The Problem

Companies have become reliant on the Field of Dreams idea, “If you build it, they will come.”  What do I mean by that?  I’m saying the ideology of the candidate doing all the initial work is wrong.  That’s 20th Century thinking and unsustainable for modern business.

Using generic write ups for job descriptions that look like someone robbed Wikipedia at gun point isn’t winning your company any awards.  With generic job posting, then the hot mess of copy/paste onto job boards, you’re effectively turning off everyone who isn’t desperate for ‘anything’ and willing to be strung along. Thus, killing your real potential candidates. 

Don’t use a generic posting.  Whoever started this needs to be given a stern talking to.  If your company isn’t going for vanilla, don’t post job ads that read like the company is where careers go to die.  You are looking to a person, so write to that person.

What the Hiring Culture has Become

I like to say that the hiring culture in the United States has become a gauntlet run.  You don’t know what to expect, who the contenders are, or whether you’ll make it.  You just know that is starts with a Guillotine and ends with a Catherine Wheel, and inside is an unknown maze.  If you make it through the instant disqualifiers, your prize is there for the taking.

Harsh?  That’s the reality for Americans looking for work with employers across the Nation. 

Candidates consider rewriting their resume seven different ways a time waste.  Why would this even be a thing?  Think about what your presenting as your initial introduction to an employee that’s going to do amazing stuff for you.  You really want to start out on the ‘busy work’ with an application process more complicated than getting a job at NASA?  Don’t believe me?  LinkedIn is a hotbed of candidates with tales of whoa about your company and its sad hiring practice.  That’s just the start of the mess that’s coupled with applicant tracking systems (ATS) and HR managers as a double whammy stage gate, creates the gauntlet.

Are You the Gatekeeper?

The HR Manager isn’t Zuul, Gatekeeper of Gozer.  Why are you treating them as such?  Your HR manager is far more effective with your hiring manager and provide them information and being in on interviews as extra ears and eyes for the team.  Otherwise, a candidate has no successful means to navigate without an insider guiding them every step of the way.   Candidates will be working with a team, the people they need to be referred to is that team.

Now I’ve been on both sides of this coin.  I’ve been the hiring manager and the candidate.  I’ve worked with recruiters and I’ve bypassed them all together.  I can also tell you that I’ve been successfully building, managing, and leading crews all over the world and there’s not a lot of guess work on what’s worked and what hasn’t.  Nineteen years of managing people give you a little bit of perspective on those types of things.

While that’s all pretty common sense, this isn’t being done.  That leads us to discussing a much-needed paradigm shift in hiring practices.  While it’s true you can keep ‘doing things the way you’ve always done them’, the competition and 21st century are changing the game.

The Fix

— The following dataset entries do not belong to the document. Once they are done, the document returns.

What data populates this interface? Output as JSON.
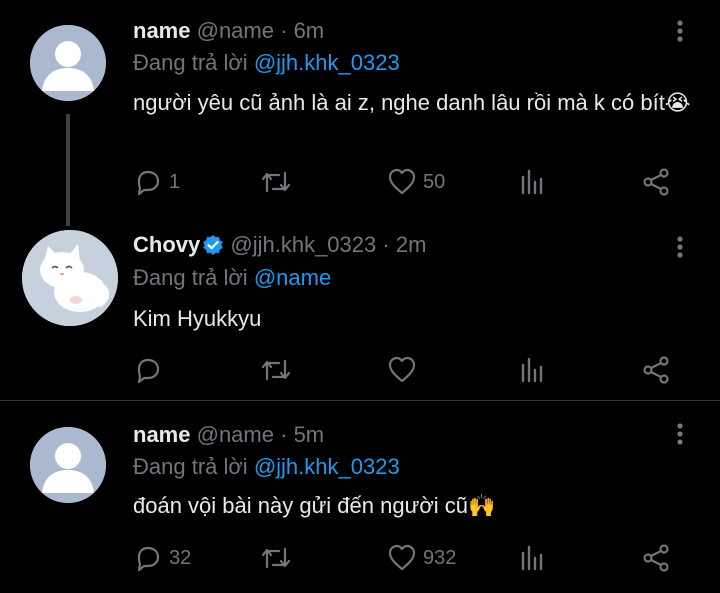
{
  "tweets": [
    {
      "name": "name",
      "handle": "@name",
      "time": "6m",
      "replying_prefix": "Đang trả lời",
      "replying_to": "@jjh.khk_0323",
      "text": "người yêu cũ ảnh là ai z, nghe danh lâu rồi mà k có bít😭",
      "replies": "1",
      "retweets": "",
      "likes": "50",
      "avatar": "default-avatar-icon"
    },
    {
      "name": "Chovy",
      "verified": true,
      "handle": "@jjh.khk_0323",
      "time": "2m",
      "replying_prefix": "Đang trả lời",
      "replying_to": "@name",
      "text": "Kim Hyukkyu",
      "replies": "",
      "retweets": "",
      "likes": "",
      "avatar": "cat-avatar-icon"
    },
    {
      "name": "name",
      "handle": "@name",
      "time": "5m",
      "replying_prefix": "Đang trả lời",
      "replying_to": "@jjh.khk_0323",
      "text": "đoán vội bài này gửi đến người cũ🙌",
      "replies": "32",
      "retweets": "",
      "likes": "932",
      "avatar": "default-avatar-icon"
    }
  ],
  "separator": "·",
  "colors": {
    "background": "#000000",
    "text": "#e7e9ea",
    "muted": "#71767b",
    "link": "#1d9bf0",
    "verified_badge": "#1d9bf0",
    "avatar_bg": "#b8c4d6"
  }
}
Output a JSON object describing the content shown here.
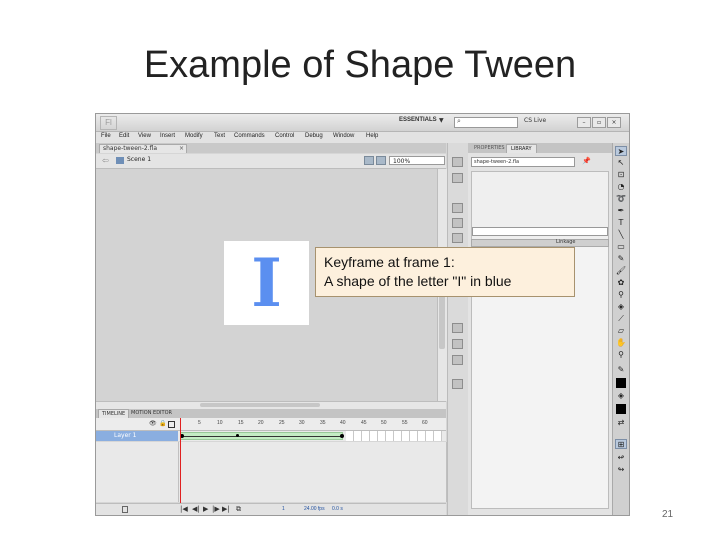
{
  "slide": {
    "title": "Example of Shape Tween",
    "number": "21"
  },
  "app": {
    "logo": "Fl",
    "workspace_label": "ESSENTIALS",
    "workspace_arrow": "▼",
    "search_icon": "search-icon",
    "cs_live_label": "CS Live",
    "window_buttons": [
      "minimize",
      "restore",
      "close"
    ]
  },
  "menu": {
    "items": [
      "File",
      "Edit",
      "View",
      "Insert",
      "Modify",
      "Text",
      "Commands",
      "Control",
      "Debug",
      "Window",
      "Help"
    ]
  },
  "document": {
    "tab_label": "shape-tween-2.fla",
    "tab_close": "×",
    "scene_label": "Scene 1",
    "zoom": "100%"
  },
  "stage": {
    "shape_letter": "I",
    "shape_color": "#5b8ff0"
  },
  "callout": {
    "line1": "Keyframe at frame 1:",
    "line2": "A shape of the letter \"I\" in blue"
  },
  "timeline": {
    "tabs": [
      "TIMELINE",
      "MOTION EDITOR"
    ],
    "layer_name": "Layer 1",
    "frame_numbers": [
      "5",
      "10",
      "15",
      "20",
      "25",
      "30",
      "35",
      "40",
      "45",
      "50",
      "55",
      "60"
    ],
    "current_frame": "1",
    "fps": "24.00 fps",
    "elapsed": "0.0 s",
    "tween_color": "#c4ecc4",
    "selection_color": "#8aaee0"
  },
  "library": {
    "tabs": [
      "PROPERTIES",
      "LIBRARY"
    ],
    "document": "shape-tween-2.fla",
    "column_linkage": "Linkage"
  },
  "tools": {
    "stroke_color": "#000000",
    "fill_color": "#000000"
  }
}
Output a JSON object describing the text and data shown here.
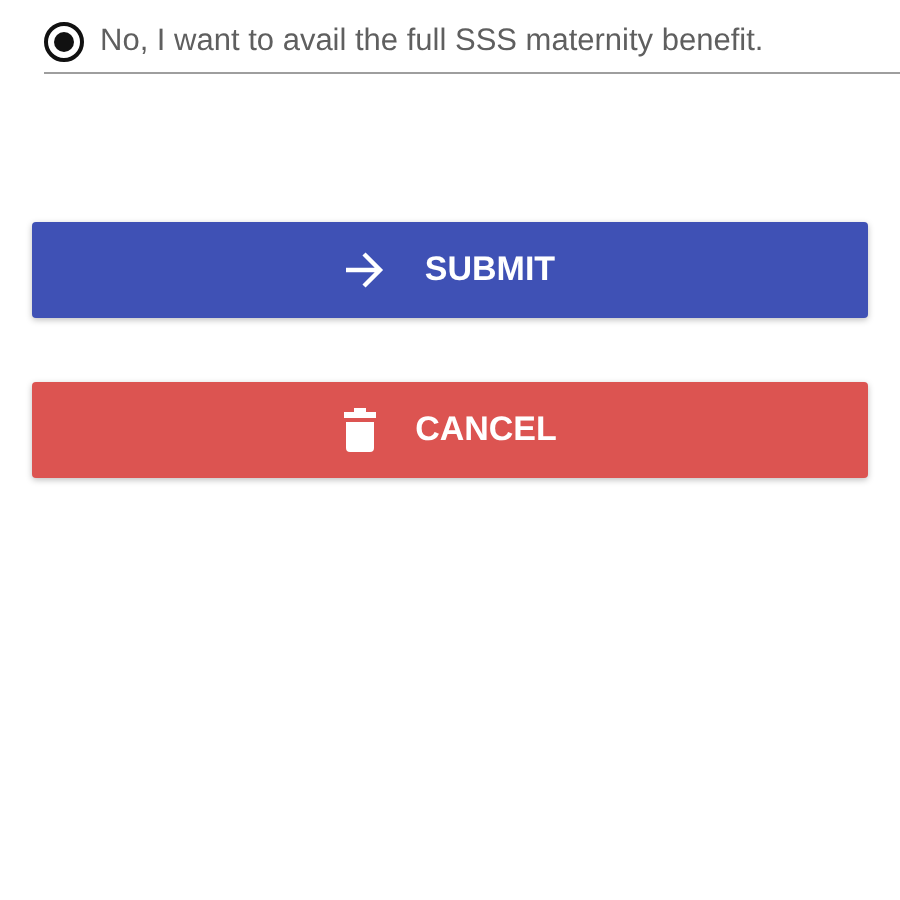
{
  "options": [
    {
      "label": "No, I want to avail the full SSS maternity benefit.",
      "selected": true
    }
  ],
  "buttons": [
    {
      "label": "SUBMIT",
      "kind": "submit"
    },
    {
      "label": "CANCEL",
      "kind": "cancel"
    }
  ]
}
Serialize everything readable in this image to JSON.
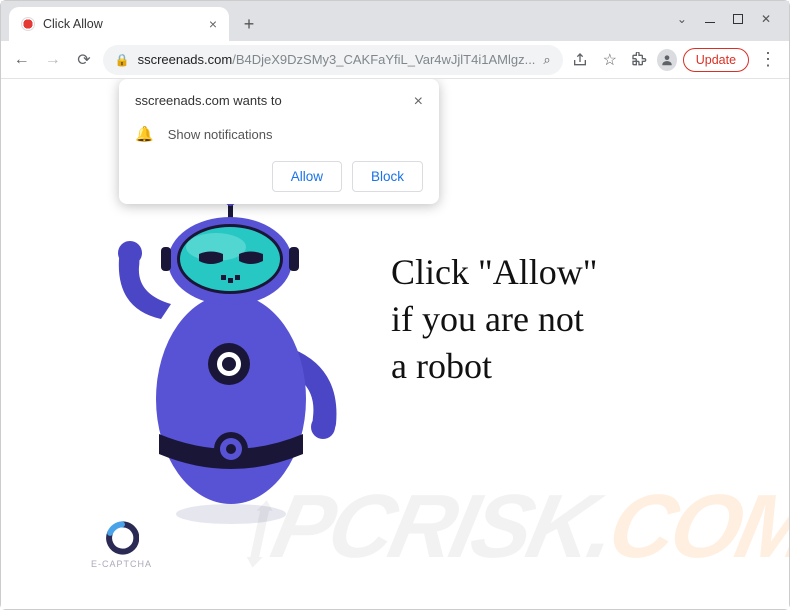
{
  "window": {
    "tab_title": "Click Allow",
    "update_label": "Update"
  },
  "address": {
    "domain": "sscreenads.com",
    "path": "/B4DjeX9DzSMy3_CAKFaYfiL_Var4wJjlT4i1AMlgz..."
  },
  "permission": {
    "origin": "sscreenads.com wants to",
    "notification_label": "Show notifications",
    "allow_label": "Allow",
    "block_label": "Block"
  },
  "page": {
    "line1": "Click \"Allow\"",
    "line2": "if you are not",
    "line3": "a robot"
  },
  "captcha": {
    "label": "E-CAPTCHA"
  },
  "watermark": {
    "text_gray": "PCRISK.",
    "text_orange": "COM"
  }
}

The start of the shift is recognition of poor practices.  The next step is to move away from passive practices and stage gated systems that don’t immediately involve a team knowledgeable in the positions you are recruiting.  Creating a strategy for a modern marketing stylize recruiting methodology will help build a better system. 

Whoa, what does that mean?  That means actively searching for the right people using every tool available to you.  Beyond that, you need to embrace change of the hiring system like you did when you threw out the old fax machine… you did throw out the old fax machine, right? 

We’re here to guide companies into creating better strategy for their business.  It helps we’ve done it a few times.

Anna Pilette is a geophysicist and technologist turned digital consultant.  Anna is a Cofounder of Atomic Dumpling.  You can contact her at